Prof Greville G. Corbett Dr Norman Fraser Dr Dunstan Brown
Period of award
September 1992 - August 1995
Economic and Social Research Council (ESRC)
As part of the attempt to define the possible structures of human language, this project led to the development of a formal approach to model the diversity of possible morphological systems.
We analysed the word-structure of a typologically diverse set of languages including those with radically different morphological systems from English. The framework within which the principles of possible variation are articulated is called Network Morphology. Analyses are represented in the lexical knowledge representation language DATR, allowing computer verification of the accuracy of the analyses. Thus, this research constitutes a contribution to the fields of linguistic typology and morphology, using formal computational methods.

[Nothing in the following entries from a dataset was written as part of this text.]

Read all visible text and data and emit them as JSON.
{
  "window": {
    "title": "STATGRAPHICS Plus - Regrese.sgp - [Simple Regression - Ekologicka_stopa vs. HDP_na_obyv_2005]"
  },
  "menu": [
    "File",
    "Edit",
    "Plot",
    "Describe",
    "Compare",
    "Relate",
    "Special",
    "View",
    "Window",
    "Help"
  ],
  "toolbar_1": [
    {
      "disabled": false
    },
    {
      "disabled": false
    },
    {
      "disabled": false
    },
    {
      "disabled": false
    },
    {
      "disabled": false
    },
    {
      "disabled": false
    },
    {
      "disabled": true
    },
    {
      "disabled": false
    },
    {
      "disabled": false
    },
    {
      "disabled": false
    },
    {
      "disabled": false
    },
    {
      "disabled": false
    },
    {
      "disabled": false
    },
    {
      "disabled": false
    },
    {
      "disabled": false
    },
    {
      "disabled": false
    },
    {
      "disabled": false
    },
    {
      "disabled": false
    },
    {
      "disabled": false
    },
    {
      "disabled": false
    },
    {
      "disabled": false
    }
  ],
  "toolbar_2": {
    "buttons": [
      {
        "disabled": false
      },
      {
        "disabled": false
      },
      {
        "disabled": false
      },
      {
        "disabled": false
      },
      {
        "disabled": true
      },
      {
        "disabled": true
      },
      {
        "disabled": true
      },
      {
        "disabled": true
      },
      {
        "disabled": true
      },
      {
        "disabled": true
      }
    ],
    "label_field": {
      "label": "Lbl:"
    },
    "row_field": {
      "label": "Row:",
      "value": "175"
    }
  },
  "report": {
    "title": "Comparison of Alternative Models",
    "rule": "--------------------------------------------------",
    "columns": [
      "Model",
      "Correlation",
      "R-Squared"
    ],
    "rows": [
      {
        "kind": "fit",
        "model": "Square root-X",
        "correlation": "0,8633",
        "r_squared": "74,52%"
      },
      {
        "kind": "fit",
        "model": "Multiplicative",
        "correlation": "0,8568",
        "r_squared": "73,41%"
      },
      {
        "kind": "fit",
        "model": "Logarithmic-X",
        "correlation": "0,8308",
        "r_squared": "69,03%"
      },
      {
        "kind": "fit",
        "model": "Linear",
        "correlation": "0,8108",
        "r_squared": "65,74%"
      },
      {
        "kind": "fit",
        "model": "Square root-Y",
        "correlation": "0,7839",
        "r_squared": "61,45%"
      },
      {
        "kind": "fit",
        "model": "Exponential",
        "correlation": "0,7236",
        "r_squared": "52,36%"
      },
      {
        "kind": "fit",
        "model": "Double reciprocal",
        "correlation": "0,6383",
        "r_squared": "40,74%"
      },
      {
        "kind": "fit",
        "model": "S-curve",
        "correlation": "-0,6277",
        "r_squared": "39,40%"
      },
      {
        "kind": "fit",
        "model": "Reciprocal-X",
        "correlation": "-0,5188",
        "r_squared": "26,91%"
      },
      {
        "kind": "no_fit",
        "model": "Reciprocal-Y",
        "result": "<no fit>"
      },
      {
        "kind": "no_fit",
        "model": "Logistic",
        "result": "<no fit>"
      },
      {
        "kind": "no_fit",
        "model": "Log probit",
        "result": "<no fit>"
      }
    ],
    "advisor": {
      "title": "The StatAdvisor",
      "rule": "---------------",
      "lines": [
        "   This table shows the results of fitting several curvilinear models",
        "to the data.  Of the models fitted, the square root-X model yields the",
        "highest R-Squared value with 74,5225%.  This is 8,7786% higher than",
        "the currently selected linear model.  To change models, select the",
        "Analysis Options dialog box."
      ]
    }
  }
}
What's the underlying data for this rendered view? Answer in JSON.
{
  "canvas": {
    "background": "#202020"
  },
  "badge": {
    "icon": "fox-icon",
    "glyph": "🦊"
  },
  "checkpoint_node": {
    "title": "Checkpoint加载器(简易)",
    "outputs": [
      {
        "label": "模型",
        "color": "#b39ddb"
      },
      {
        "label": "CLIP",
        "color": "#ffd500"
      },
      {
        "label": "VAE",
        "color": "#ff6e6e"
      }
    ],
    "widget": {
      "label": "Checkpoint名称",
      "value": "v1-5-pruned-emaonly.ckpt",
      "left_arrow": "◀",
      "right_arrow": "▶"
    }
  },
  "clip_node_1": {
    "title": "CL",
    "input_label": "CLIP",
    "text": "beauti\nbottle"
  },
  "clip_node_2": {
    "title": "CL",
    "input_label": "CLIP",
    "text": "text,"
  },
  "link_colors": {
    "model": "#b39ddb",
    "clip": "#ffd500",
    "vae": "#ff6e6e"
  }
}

Network Morphology was initially developed for representing complex data from Russian. This development contrasted languages which have morphology at opposite ends of the spectrum of possibilities. Slavonic languages (Bulgarian, Polish and Russian) represent languages with fusional morphology (where disparate information is packed into small segments). They were contrasted with two polysynthetic languages (the Eskimo language Yup'ik and the Australian language Mayali) which can build up long, complex but segmentable word-forms.
For each language a computational model was developed using DATR , so that we could make and evaluate explicit theoretical claims and check that the correct forms were indeed predicted. Understanding the range of possible human languages enables us to understand our own, for theoretical and practical, computational purposes.